I like Marks and Spencer’s but rarely go in. Nevertheless I think it’s a great store serving an important purpose on our High Streets. It’s always good quality and whilst it has some trendy lines, rather than being on the cutting edge of fashion, it tends to be safe and sound. You know where you are with M&S. That’s why, despite a few ups and downs over the last decade or so, M&S is still popular and still with us. And I’m pleased it is. My heart warms to the fact that it’s there. Should I ever not find what I need elsewhere, there’s always M&S. That to me is comforting. As I see its Christmas adverts on TV I feel good that this great British institution of M&S is still with us, bringing stability to our crazy retail world. So I like M&S. But I rarely go.
And that’s how many treat church. Like me and M&S they rarely go, but they’re comforted by the fact that it’s there. They’d be unhappy if it disappeared. After all they might need it at some point. It’s a great thing. A nice thing. The church.
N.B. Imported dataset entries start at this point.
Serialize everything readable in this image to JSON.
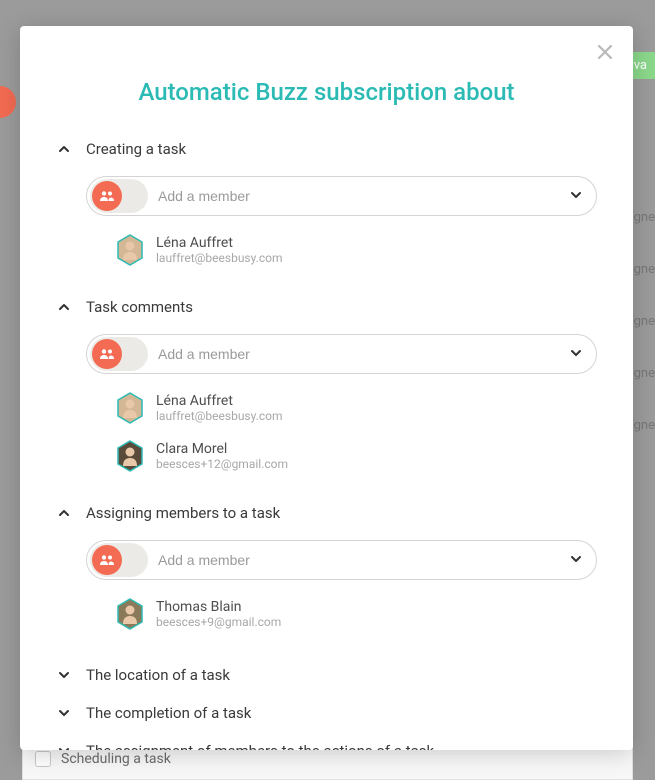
{
  "modal": {
    "title": "Automatic Buzz subscription about"
  },
  "background": {
    "pill_text": "e va",
    "assigne_text": "igne",
    "bottom_label": "Scheduling a task"
  },
  "input": {
    "placeholder": "Add a member"
  },
  "sections": [
    {
      "title": "Creating a task",
      "expanded": true,
      "members": [
        {
          "name": "Léna Auffret",
          "email": "lauffret@beesbusy.com",
          "avatar_fill": "#d4b896",
          "avatar_stroke": "#2cbab5"
        }
      ]
    },
    {
      "title": "Task comments",
      "expanded": true,
      "members": [
        {
          "name": "Léna Auffret",
          "email": "lauffret@beesbusy.com",
          "avatar_fill": "#d4b896",
          "avatar_stroke": "#2cbab5"
        },
        {
          "name": "Clara Morel",
          "email": "beesces+12@gmail.com",
          "avatar_fill": "#5a4a3a",
          "avatar_stroke": "#2cbab5"
        }
      ]
    },
    {
      "title": "Assigning members to a task",
      "expanded": true,
      "members": [
        {
          "name": "Thomas Blain",
          "email": "beesces+9@gmail.com",
          "avatar_fill": "#8a7a5a",
          "avatar_stroke": "#2cbab5"
        }
      ]
    },
    {
      "title": "The location of a task",
      "expanded": false,
      "members": []
    },
    {
      "title": "The completion of a task",
      "expanded": false,
      "members": []
    },
    {
      "title": "The assignment of members to the actions of a task",
      "expanded": false,
      "members": []
    }
  ]
}
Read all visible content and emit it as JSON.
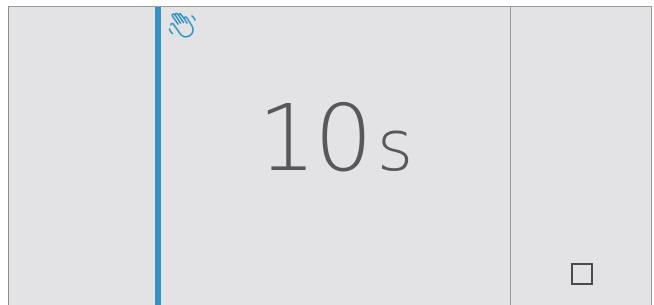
{
  "icons": {
    "hand": "waving-hand-icon",
    "stop": "stop-square-icon"
  },
  "colors": {
    "accent": "#3393c4",
    "background": "#e3e3e5",
    "text": "#58585a"
  },
  "timer": {
    "value": "10",
    "unit": "s"
  }
}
Like Marks and Spencer’s.
But if everyone in the UK treated M&S like me, then it would go out of business very quickly. And of course it’s the same for the church. The church, like M&S needs committed customers.
But that’s where the analogy breaks down. Because the church is not a high street chain. And whilst people certainly ‘shop around’ sometimes for a church that fits, the church isn’t selling retail lines and doesn’t have customers like shops. No, church isn’t primarily a building for selling things. Church is people not products. People who are following Jesus. People who gather to worship and pray and learn and share and then are sent out to serve and make a difference in His name.
That kind of loyalty is something that most retail outlets, M&S included, would love to have from their customers. But loyalty to church comes from loyalty to Christ, and that only comes from a change of heart. A change of heart not motivated by goods and services but stirred by a deepening appreciation for all that Jesus Christ has done.
Today we’re baptising a whole number of people across our congregations at The Belfrey. It’s going to be very exciting as people acknowledge allegiance to Christ and formally join the church! I love baptisms and hearing the stories of changed lives. They encourage the rest of church to keep sharing the message of Christ. And they again remind those of us who’ve been part of church for a while of all that Jesus has done for us in his death and resurrection, and all he continues to do today by his Spirit. So give thanks with me today – to the God who is less concerned about buildings and selling products and more interested in changing lives.